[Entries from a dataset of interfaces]
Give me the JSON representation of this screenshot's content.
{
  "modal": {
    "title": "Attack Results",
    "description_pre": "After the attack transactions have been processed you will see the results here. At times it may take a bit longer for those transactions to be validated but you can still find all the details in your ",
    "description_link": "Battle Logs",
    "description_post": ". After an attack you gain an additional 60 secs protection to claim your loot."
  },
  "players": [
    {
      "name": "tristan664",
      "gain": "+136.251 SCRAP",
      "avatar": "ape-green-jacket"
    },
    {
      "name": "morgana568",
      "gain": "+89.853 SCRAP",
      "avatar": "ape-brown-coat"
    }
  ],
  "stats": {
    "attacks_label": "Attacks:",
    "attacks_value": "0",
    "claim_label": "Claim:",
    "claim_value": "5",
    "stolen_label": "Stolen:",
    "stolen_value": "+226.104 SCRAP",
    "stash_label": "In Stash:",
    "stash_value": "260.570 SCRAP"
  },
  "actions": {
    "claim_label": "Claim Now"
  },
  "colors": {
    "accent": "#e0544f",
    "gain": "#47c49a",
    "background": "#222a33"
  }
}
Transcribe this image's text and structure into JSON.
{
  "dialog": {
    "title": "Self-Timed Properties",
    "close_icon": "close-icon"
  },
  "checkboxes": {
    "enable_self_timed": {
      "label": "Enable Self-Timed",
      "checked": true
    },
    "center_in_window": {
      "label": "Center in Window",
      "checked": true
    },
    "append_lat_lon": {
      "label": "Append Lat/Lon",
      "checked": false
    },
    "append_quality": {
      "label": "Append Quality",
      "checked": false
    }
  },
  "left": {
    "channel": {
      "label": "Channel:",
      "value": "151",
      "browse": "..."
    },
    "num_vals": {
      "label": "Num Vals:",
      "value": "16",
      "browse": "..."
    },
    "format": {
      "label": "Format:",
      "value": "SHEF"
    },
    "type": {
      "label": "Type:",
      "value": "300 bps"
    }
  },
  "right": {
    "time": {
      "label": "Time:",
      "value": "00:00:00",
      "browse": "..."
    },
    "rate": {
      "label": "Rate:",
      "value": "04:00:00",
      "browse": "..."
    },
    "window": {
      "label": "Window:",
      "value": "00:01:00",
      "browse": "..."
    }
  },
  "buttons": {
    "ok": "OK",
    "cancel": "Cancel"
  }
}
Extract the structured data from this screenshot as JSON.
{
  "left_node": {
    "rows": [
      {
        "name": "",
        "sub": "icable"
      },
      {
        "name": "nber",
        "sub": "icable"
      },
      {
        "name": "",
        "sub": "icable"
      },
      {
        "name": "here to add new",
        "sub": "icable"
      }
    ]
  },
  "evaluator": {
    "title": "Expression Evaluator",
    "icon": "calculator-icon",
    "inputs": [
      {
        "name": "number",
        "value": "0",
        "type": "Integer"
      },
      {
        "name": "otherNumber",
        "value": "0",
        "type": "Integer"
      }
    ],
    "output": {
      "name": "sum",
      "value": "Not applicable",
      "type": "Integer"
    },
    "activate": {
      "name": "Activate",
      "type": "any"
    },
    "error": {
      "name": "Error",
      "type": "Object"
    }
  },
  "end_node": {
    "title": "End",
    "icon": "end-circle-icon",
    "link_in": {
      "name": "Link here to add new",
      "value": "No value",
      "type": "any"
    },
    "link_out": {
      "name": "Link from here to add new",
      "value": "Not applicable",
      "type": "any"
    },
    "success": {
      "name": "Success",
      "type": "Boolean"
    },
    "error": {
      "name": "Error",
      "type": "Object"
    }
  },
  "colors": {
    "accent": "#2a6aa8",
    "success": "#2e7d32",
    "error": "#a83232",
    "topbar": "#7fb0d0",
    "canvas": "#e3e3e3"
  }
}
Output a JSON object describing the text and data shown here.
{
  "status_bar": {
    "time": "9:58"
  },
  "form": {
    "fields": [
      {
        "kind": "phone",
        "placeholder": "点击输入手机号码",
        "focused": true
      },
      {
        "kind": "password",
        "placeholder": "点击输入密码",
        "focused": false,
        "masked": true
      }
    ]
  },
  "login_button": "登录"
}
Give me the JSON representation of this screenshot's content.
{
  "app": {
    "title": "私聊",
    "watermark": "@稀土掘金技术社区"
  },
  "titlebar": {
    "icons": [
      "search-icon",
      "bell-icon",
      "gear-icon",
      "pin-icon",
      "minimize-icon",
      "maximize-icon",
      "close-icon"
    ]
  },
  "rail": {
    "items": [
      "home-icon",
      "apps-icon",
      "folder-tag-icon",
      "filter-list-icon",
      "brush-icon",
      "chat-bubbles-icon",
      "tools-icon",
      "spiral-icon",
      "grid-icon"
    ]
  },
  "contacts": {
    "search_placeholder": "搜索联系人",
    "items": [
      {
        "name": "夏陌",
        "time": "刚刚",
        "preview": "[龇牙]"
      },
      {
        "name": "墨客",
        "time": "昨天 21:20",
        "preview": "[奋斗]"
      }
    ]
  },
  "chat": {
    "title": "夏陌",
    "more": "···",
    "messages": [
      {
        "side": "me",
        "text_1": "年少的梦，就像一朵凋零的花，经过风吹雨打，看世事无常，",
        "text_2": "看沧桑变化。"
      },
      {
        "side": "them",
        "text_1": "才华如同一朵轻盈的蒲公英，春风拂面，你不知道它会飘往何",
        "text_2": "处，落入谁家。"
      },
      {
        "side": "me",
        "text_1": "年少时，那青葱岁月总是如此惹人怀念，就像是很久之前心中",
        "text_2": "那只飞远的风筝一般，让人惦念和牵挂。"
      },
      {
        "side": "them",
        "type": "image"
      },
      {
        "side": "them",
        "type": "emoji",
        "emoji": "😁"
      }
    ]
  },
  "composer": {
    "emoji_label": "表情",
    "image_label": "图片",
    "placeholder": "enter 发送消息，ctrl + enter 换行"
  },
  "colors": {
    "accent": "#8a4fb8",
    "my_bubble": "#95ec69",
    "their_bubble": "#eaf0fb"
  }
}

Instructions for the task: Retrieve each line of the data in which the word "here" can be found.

Answer for the task:
    "description_pre": "After the attack transactions have been processed you will see the results here. At times it may take a bit longer for those transactions to be validated but you can still find all the details in your ",
        "name": "here to add new",
      "name": "Link here to add new",
      "name": "Link from here to add new",
Output a JSON object describing the text and data shown here.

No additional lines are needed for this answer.